━━ INFORMATION
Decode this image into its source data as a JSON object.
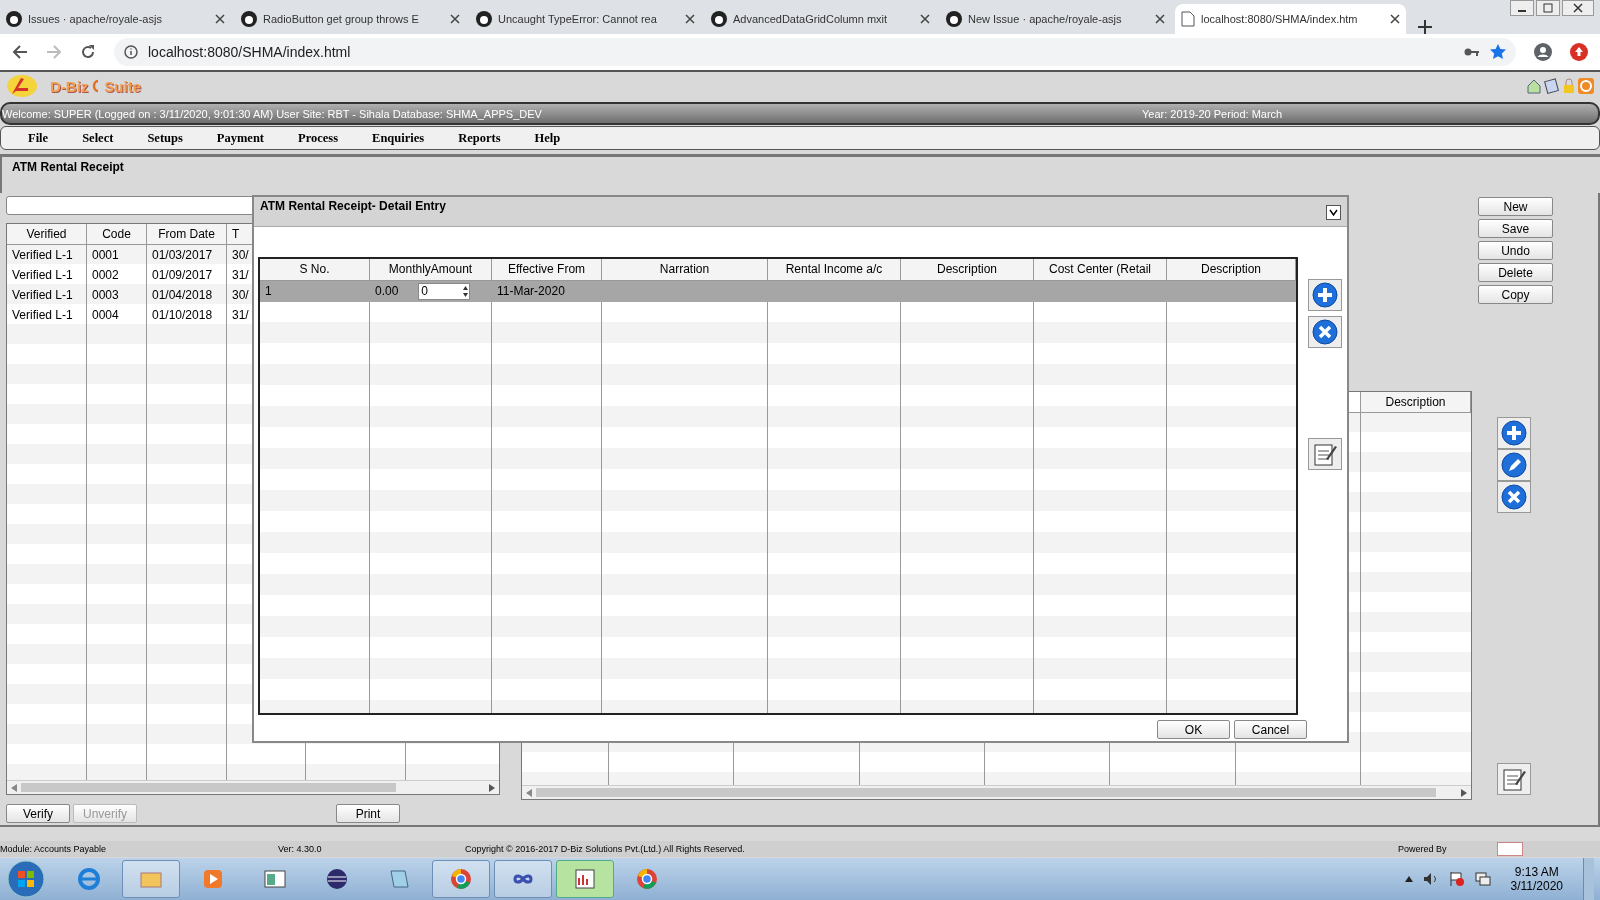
{
  "browser": {
    "tabs": [
      {
        "title": "Issues · apache/royale-asjs",
        "selected": false
      },
      {
        "title": "RadioButton get group throws E",
        "selected": false
      },
      {
        "title": "Uncaught TypeError: Cannot rea",
        "selected": false
      },
      {
        "title": "AdvancedDataGridColumn mxit",
        "selected": false
      },
      {
        "title": "New Issue · apache/royale-asjs",
        "selected": false
      },
      {
        "title": "localhost:8080/SHMA/index.htm",
        "selected": true
      }
    ],
    "address": "localhost:8080/SHMA/index.html"
  },
  "app": {
    "brand": [
      "D-Biz",
      "Suite"
    ],
    "welcome": "Welcome: SUPER (Logged on : 3/11/2020, 9:01:30 AM) User Site: RBT - Sihala Database: SHMA_APPS_DEV",
    "period": "Year: 2019-20 Period: March",
    "menu": [
      "File",
      "Select",
      "Setups",
      "Payment",
      "Process",
      "Enquiries",
      "Reports",
      "Help"
    ],
    "page_title": "ATM Rental Receipt"
  },
  "left_grid": {
    "columns": [
      "Verified",
      "Code",
      "From Date",
      "T"
    ],
    "rows": [
      [
        "Verified L-1",
        "0001",
        "01/03/2017",
        "30/"
      ],
      [
        "Verified L-1",
        "0002",
        "01/09/2017",
        "31/"
      ],
      [
        "Verified L-1",
        "0003",
        "01/04/2018",
        "30/"
      ],
      [
        "Verified L-1",
        "0004",
        "01/10/2018",
        "31/"
      ]
    ]
  },
  "bottom_buttons": [
    {
      "label": "Verify",
      "disabled": false
    },
    {
      "label": "Unverify",
      "disabled": true
    },
    {
      "label": "Print",
      "disabled": false
    }
  ],
  "side_buttons": [
    "New",
    "Save",
    "Undo",
    "Delete",
    "Copy"
  ],
  "right_grid": {
    "columns": [
      "Description"
    ]
  },
  "dialog": {
    "title": "ATM Rental Receipt- Detail Entry",
    "columns": [
      "S No.",
      "MonthlyAmount",
      "Effective From",
      "Narration",
      "Rental Income a/c",
      "Description",
      "Cost Center (Retail",
      "Description"
    ],
    "rows": [
      {
        "s_no": "1",
        "monthly_amount": "0.00",
        "amount_input": "0",
        "effective_from": "11-Mar-2020",
        "selected": true
      }
    ],
    "buttons": [
      "OK",
      "Cancel"
    ]
  },
  "status": {
    "module": "Module: Accounts Payable",
    "version": "Ver: 4.30.0",
    "copyright": "Copyright © 2016-2017 D-Biz Solutions Pvt.(Ltd.) All Rights Reserved.",
    "powered_by": "Powered By"
  },
  "taskbar": {
    "time": "9:13 AM",
    "date": "3/11/2020"
  }
}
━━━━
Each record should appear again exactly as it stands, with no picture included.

THE ANSWER:
Decode this image into its source data as a JSON object.
{
  "browser": {
    "tabs": [
      {
        "title": "Issues · apache/royale-asjs",
        "selected": false
      },
      {
        "title": "RadioButton get group throws E",
        "selected": false
      },
      {
        "title": "Uncaught TypeError: Cannot rea",
        "selected": false
      },
      {
        "title": "AdvancedDataGridColumn mxit",
        "selected": false
      },
      {
        "title": "New Issue · apache/royale-asjs",
        "selected": false
      },
      {
        "title": "localhost:8080/SHMA/index.htm",
        "selected": true
      }
    ],
    "address": "localhost:8080/SHMA/index.html"
  },
  "app": {
    "brand": [
      "D-Biz",
      "Suite"
    ],
    "welcome": "Welcome: SUPER (Logged on : 3/11/2020, 9:01:30 AM) User Site: RBT - Sihala Database: SHMA_APPS_DEV",
    "period": "Year: 2019-20 Period: March",
    "menu": [
      "File",
      "Select",
      "Setups",
      "Payment",
      "Process",
      "Enquiries",
      "Reports",
      "Help"
    ],
    "page_title": "ATM Rental Receipt"
  },
  "left_grid": {
    "columns": [
      "Verified",
      "Code",
      "From Date",
      "T"
    ],
    "rows": [
      [
        "Verified L-1",
        "0001",
        "01/03/2017",
        "30/"
      ],
      [
        "Verified L-1",
        "0002",
        "01/09/2017",
        "31/"
      ],
      [
        "Verified L-1",
        "0003",
        "01/04/2018",
        "30/"
      ],
      [
        "Verified L-1",
        "0004",
        "01/10/2018",
        "31/"
      ]
    ]
  },
  "bottom_buttons": [
    {
      "label": "Verify",
      "disabled": false
    },
    {
      "label": "Unverify",
      "disabled": true
    },
    {
      "label": "Print",
      "disabled": false
    }
  ],
  "side_buttons": [
    "New",
    "Save",
    "Undo",
    "Delete",
    "Copy"
  ],
  "right_grid": {
    "columns": [
      "Description"
    ]
  },
  "dialog": {
    "title": "ATM Rental Receipt- Detail Entry",
    "columns": [
      "S No.",
      "MonthlyAmount",
      "Effective From",
      "Narration",
      "Rental Income a/c",
      "Description",
      "Cost Center (Retail",
      "Description"
    ],
    "rows": [
      {
        "s_no": "1",
        "monthly_amount": "0.00",
        "amount_input": "0",
        "effective_from": "11-Mar-2020",
        "selected": true
      }
    ],
    "buttons": [
      "OK",
      "Cancel"
    ]
  },
  "status": {
    "module": "Module: Accounts Payable",
    "version": "Ver: 4.30.0",
    "copyright": "Copyright © 2016-2017 D-Biz Solutions Pvt.(Ltd.) All Rights Reserved.",
    "powered_by": "Powered By"
  },
  "taskbar": {
    "time": "9:13 AM",
    "date": "3/11/2020"
  }
}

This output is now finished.